How serious is the entire “circus” being staged by the Institutional Revolutionary Party (PRI) this week when it is traditionally known that in the end it is the President-in-turn’s word that has the final say?
Wednesday and Thursday five different think tanks are defining the party’s platform for the 2018 election basing themselves in an old adage, framed in the 1970s by a now deceased Interior Secretary named Jesús Reyes Heroles, that the life of a political program depend first on its governance program and secondly on the man who is going to run for president next.
The five current mini-conventions in five different cities are following this lead and putting together what on Saturday will be presented as the party’s platform for “six more years” after the 2018 presidential elections. The result of the “theme tables” underway will be presented in a summary by President Enrique Peña Nieto next Saturday during the party’s 22nd PRI General Assembly in Mexico City.
In the five cities where the theme tables are being held, there is currently a hit parade of famous Mexican politicos going on and most pundits claim that the two more important ones are in Guadalajara, where PRI will outline its “vision for the future,” and in Campeche, where they may change statutes to allow non-militants to participate as presidential hopefuls in the upcoming campaign.
If we go by what’s going on in these two cities, it’d seem that the center of the most important discussion will be in Campeche. First, President Enrique Peña Nieto was there two days ago inaugurating public works and patting Campeche Gov. Alejandro Rafael Moreno Cárdenas on the back for the good work, and at last telling “Alito” (as Gov. Moreno is nicknamed) to be a great host to the attending members at the PRI mini-convention. “Alito”, of course, is a PRI member.
In this discussion there are two groups who will definitely clash on the way to choose the candidate for president. One of them is led by former Yucatan Gov. Ivonne Ortega and the other by the President’s personal political operator and former PRI Deputy President César Camacho Quiróz.
Camacho Quiróz will be for the tradition to let the President be the man who picks the candidate while Ms. Ortega is part of a group that wants the candidate to be chosen from a broad “deck of cards” to portray to the Mexican people that PRI’s is a people’s candidate.
It must be said that at all five theme tables PRI militants come with a feeling of danger stemming out of the results of the polls over the past few months, in which in all cases PRI comes in third after leading National Regeneration Movement (Morena) and National Action Party (PAN). They know that there is no question as to the fact that voters reject in many ways the Peña Nieto Administration even if – and this is a fact – it is showing fairly decent results at least on the economic front.

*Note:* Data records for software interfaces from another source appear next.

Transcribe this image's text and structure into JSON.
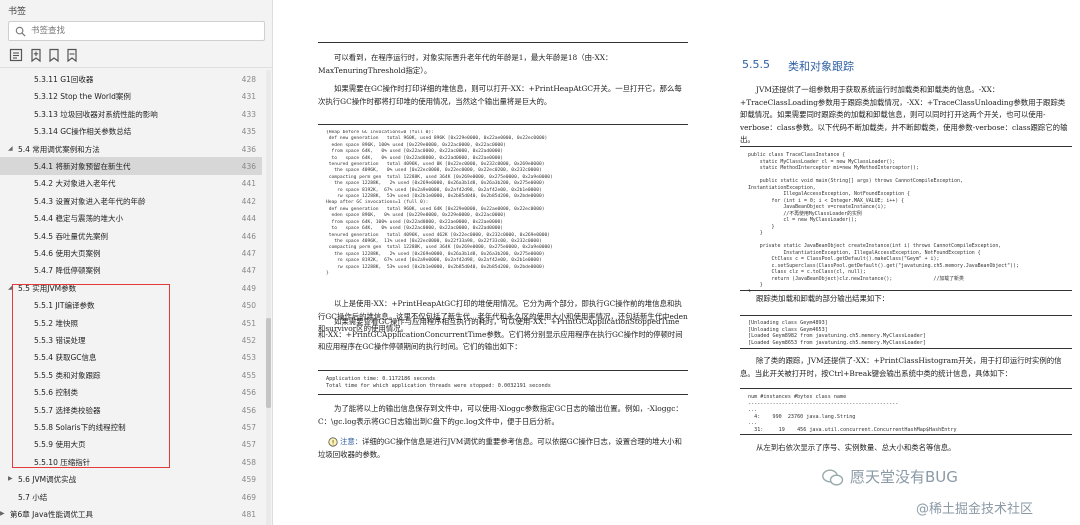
{
  "sidebar": {
    "title": "书签",
    "search_placeholder": "书签查找",
    "tools": [
      "bookmark-expand-icon",
      "bookmark-add-icon",
      "bookmark-outline-icon",
      "bookmark-flag-icon"
    ],
    "items": [
      {
        "level": 3,
        "label": "5.3.11 G1回收器",
        "page": "428"
      },
      {
        "level": 3,
        "label": "5.3.12 Stop the World案例",
        "page": "431"
      },
      {
        "level": 3,
        "label": "5.3.13 垃圾回收器对系统性能的影响",
        "page": "433"
      },
      {
        "level": 3,
        "label": "5.3.14 GC操作相关参数总结",
        "page": "435"
      },
      {
        "level": 2,
        "label": "5.4 常用调优案例和方法",
        "page": "436",
        "expanded": true
      },
      {
        "level": 3,
        "label": "5.4.1 将新对象预留在新生代",
        "page": "436",
        "selected": true
      },
      {
        "level": 3,
        "label": "5.4.2 大对象进入老年代",
        "page": "441"
      },
      {
        "level": 3,
        "label": "5.4.3 设置对象进入老年代的年龄",
        "page": "442"
      },
      {
        "level": 3,
        "label": "5.4.4 稳定与震荡的堆大小",
        "page": "444"
      },
      {
        "level": 3,
        "label": "5.4.5 吞吐量优先案例",
        "page": "446"
      },
      {
        "level": 3,
        "label": "5.4.6 使用大页案例",
        "page": "447"
      },
      {
        "level": 3,
        "label": "5.4.7 降低停顿案例",
        "page": "447"
      },
      {
        "level": 2,
        "label": "5.5 实用JVM参数",
        "page": "449",
        "expanded": true
      },
      {
        "level": 3,
        "label": "5.5.1 JIT编译参数",
        "page": "450"
      },
      {
        "level": 3,
        "label": "5.5.2 堆快照",
        "page": "451"
      },
      {
        "level": 3,
        "label": "5.5.3 错误处理",
        "page": "452"
      },
      {
        "level": 3,
        "label": "5.5.4 获取GC信息",
        "page": "453"
      },
      {
        "level": 3,
        "label": "5.5.5 类和对象跟踪",
        "page": "455"
      },
      {
        "level": 3,
        "label": "5.5.6 控制类",
        "page": "456"
      },
      {
        "level": 3,
        "label": "5.5.7 选择类校验器",
        "page": "456"
      },
      {
        "level": 3,
        "label": "5.5.8 Solaris下的线程控制",
        "page": "457"
      },
      {
        "level": 3,
        "label": "5.5.9 使用大页",
        "page": "457"
      },
      {
        "level": 3,
        "label": "5.5.10 压缩指针",
        "page": "458"
      },
      {
        "level": 2,
        "label": "5.6 JVM调优实战",
        "page": "459",
        "collapsed": true
      },
      {
        "level": 2,
        "label": "5.7 小结",
        "page": "469"
      },
      {
        "level": 1,
        "label": "第6章 Java性能调优工具",
        "page": "481",
        "collapsed": true
      }
    ]
  },
  "left_page": {
    "p1": "可以看到，在程序运行时，对象实际晋升老年代的年龄是1，最大年龄是18（由-XX：MaxTenuringThreshold指定）。",
    "p2": "如果需要在GC操作时打印详细的堆信息，则可以打开-XX：+PrintHeapAtGC开关。一旦打开它，那么每次执行GC操作时都将打印堆的使用情况，当然这个输出量将是巨大的。",
    "code1": "{Heap before GC invocations=0 (full 0):\n def new generation   total 960K, used 896K [0x229e0000, 0x22ae0000, 0x22ec0000)\n  eden space 896K, 100% used [0x229e0000, 0x22ac0000, 0x22ac0000)\n  from space 64K,   0% used [0x22ac0000, 0x22ac0000, 0x22ad0000)\n  to   space 64K,   0% used [0x22ad0000, 0x22ad0000, 0x22ae0000)\n tenured generation   total 4096K, used 0K [0x22ec0000, 0x232c0000, 0x269e0000)\n   the space 4096K,   0% used [0x22ec0000, 0x22ec0000, 0x22ec0200, 0x232c0000)\n compacting perm gen  total 12288K, used 364K [0x269e0000, 0x275e0000, 0x2a9e0000)\n   the space 12288K,   2% used [0x269e0000, 0x26a3b1d8, 0x26a3b200, 0x275e0000)\n    ro space 8192K,  67% used [0x2a9e0000, 0x2af42d98, 0x2af42e00, 0x2b1e0000)\n    rw space 12288K,  53% used [0x2b1e0000, 0x2b85d040, 0x2b85d200, 0x2bde0000)\nHeap after GC invocations=1 (full 0):\n def new generation   total 960K, used 64K [0x229e0000, 0x22ae0000, 0x22ec0000)\n  eden space 896K,   0% used [0x229e0000, 0x229e0000, 0x22ac0000)\n  from space 64K, 100% used [0x22ad0000, 0x22ae0000, 0x22ae0000)\n  to   space 64K,   0% used [0x22ac0000, 0x22ac0000, 0x22ad0000)\n tenured generation   total 4096K, used 462K [0x22ec0000, 0x232c0000, 0x269e0000)\n   the space 4096K,  11% used [0x22ec0000, 0x22f33a98, 0x22f33c00, 0x232c0000)\n compacting perm gen  total 12288K, used 364K [0x269e0000, 0x275e0000, 0x2a9e0000)\n   the space 12288K,   2% used [0x269e0000, 0x26a3b1d8, 0x26a3b200, 0x275e0000)\n    ro space 8192K,  67% used [0x2a9e0000, 0x2af42d98, 0x2af42e00, 0x2b1e0000)\n    rw space 12288K,  53% used [0x2b1e0000, 0x2b85d040, 0x2b85d200, 0x2bde0000)\n}",
    "p3": "以上是使用-XX：+PrintHeapAtGC打印的堆使用情况。它分为两个部分，即执行GC操作前的堆信息和执行GC操作后的堆信息。这里不仅包括了新生代、老年代和永久区的使用大小和使用率情况，还包括新生代中eden和survivor区的使用情况。",
    "p4": "如果需要查看GC操作与应用程序相互执行的耗时，可以使用-XX：+PrintGCApplicationStoppedTime和-XX：+PrintGCApplicationConcurrentTime参数。它们将分别显示应用程序在执行GC操作时的停顿时间和应用程序在GC操作停顿期间的执行时间。它们的输出如下：",
    "code2": "Application time: 0.1172186 seconds\nTotal time for which application threads were stopped: 0.0032191 seconds",
    "p5": "为了能将以上的输出信息保存到文件中，可以使用-Xloggc参数指定GC日志的输出位置。例如，-Xloggc：C：\\gc.log表示将GC日志输出到C盘下的gc.log文件中，便于日后分析。",
    "note_label": "注意：",
    "p6": "详细的GC操作信息是进行JVM调优的重要参考信息。可以依据GC操作日志，设置合理的堆大小和垃圾回收器的参数。"
  },
  "right_page": {
    "section_no": "5.5.5",
    "section_title": "类和对象跟踪",
    "p1": "JVM还提供了一组参数用于获取系统运行时加载类和卸载类的信息。-XX：+TraceClassLoading参数用于跟踪类加载情况，-XX：+TraceClassUnloading参数用于跟踪类卸载情况。如果需要同时跟踪类的加载和卸载信息，则可以同时打开这两个开关，也可以使用-verbose：class参数。以下代码不断加载类，并不断卸载类，使用参数-verbose：class跟踪它的输出。",
    "code1": "public class TraceClassInstance {\n    static MyClassLoader cl = new MyClassLoader();\n    static MethodInterceptor mi=new MyMethodInterceptor();\n\n    public static void main(String[] args) throws CannotCompileException,\nInstantiationException,\n            IllegalAccessException, NotFoundException {\n        for (int i = 0; i < Integer.MAX_VALUE; i++) {\n            JavaBeanObject v=createInstance(i);\n            //不再使用MyClassLoader的实例\n            cl = new MyClassLoader();\n        }\n    }\n\n    private static JavaBeanObject createInstance(int i) throws CannotCompileException,\n            InstantiationException, IllegalAccessException, NotFoundException {\n        CtClass c = ClassPool.getDefault().makeClass(\"Geym\" + i);\n        c.setSuperclass(ClassPool.getDefault().get(\"javatuning.ch5.memory.JavaBeanObject\"));\n        Class clz = c.toClass(cl, null);\n        return (JavaBeanObject)clz.newInstance();              //加载了新类\n    }\n}",
    "p2": "跟踪类加载和卸载的部分输出结果如下：",
    "code2": "[Unloading class Geym4893]\n[Unloading class Geym4653]\n[Loaded Geym8982 from javatuning.ch5.memory.MyClassLoader]\n[Loaded Geym8653 from javatuning.ch5.memory.MyClassLoader]",
    "p3": "除了类的跟踪，JVM还提供了-XX：+PrintClassHistogram开关，用于打印运行时实例的信息。当此开关被打开时，按Ctrl+Break键会输出系统中类的统计信息，具体如下：",
    "code3": "num #instances #bytes class name\n-------------------------------------------------\n...\n  4:    990  23760 java.lang.String\n...\n  31:     19    456 java.util.concurrent.ConcurrentHashMap$HashEntry",
    "p4": "从左到右依次显示了序号、实例数量、总大小和类名等信息。"
  },
  "watermarks": {
    "w1": "愿天堂没有BUG",
    "w2": "@稀土掘金技术社区"
  },
  "colors": {
    "accent": "#2e5fa3",
    "highlight_box": "#e23b3b",
    "selected_row": "#d7d7d7"
  }
}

A key issue in the statutes change debate in Campeche is one that is called in political lingo as “a lock”. There is a statute that says that in order for a hopeful to run for president, he or she must have minimum 10-year militancy as a party member. The debate is with an open mind and says former PRI president Manlio Fabio Beltrones – in the Guadalajara theme table – that “every person who has militancy in a party can have legitimate aspirations. We’re going to listen to all voices, pay heed to them and find out if our candidate will be a militant or a regular citizen.”
The opening up of the militancy “lock” has an addressee, and that is Finance and Treasury Secretary José Antonio Meade Kuribreña, who served under former PAN president Felipe Calderón and who has been a loyal official to President Peña Nieto. When he is asked about this, Meade Kuribreña only says he knows nothing about politics and he’s busy preparing the 2018 national budget.
Yet there are many hopefuls who are militants and feel they can contend the voting gales now blowing against PRI and retain the presidency.
But again, observers (count me in) feel that this is all a “circus” in order to meet “time and form” and that the final decision who will be “the successor” will be the President’s call.
By the way, in old PRI days this type of event was called “the succession,” because in those days the president appointed the candidate and clear winner of the elections.
Nowadays, however, there is no such thing as “succession” and whoever the President selects as candidate has no assurance of succeeding him and in order to win, he/she will have to rally from behind in a ball game PRI is losing, even before it starts.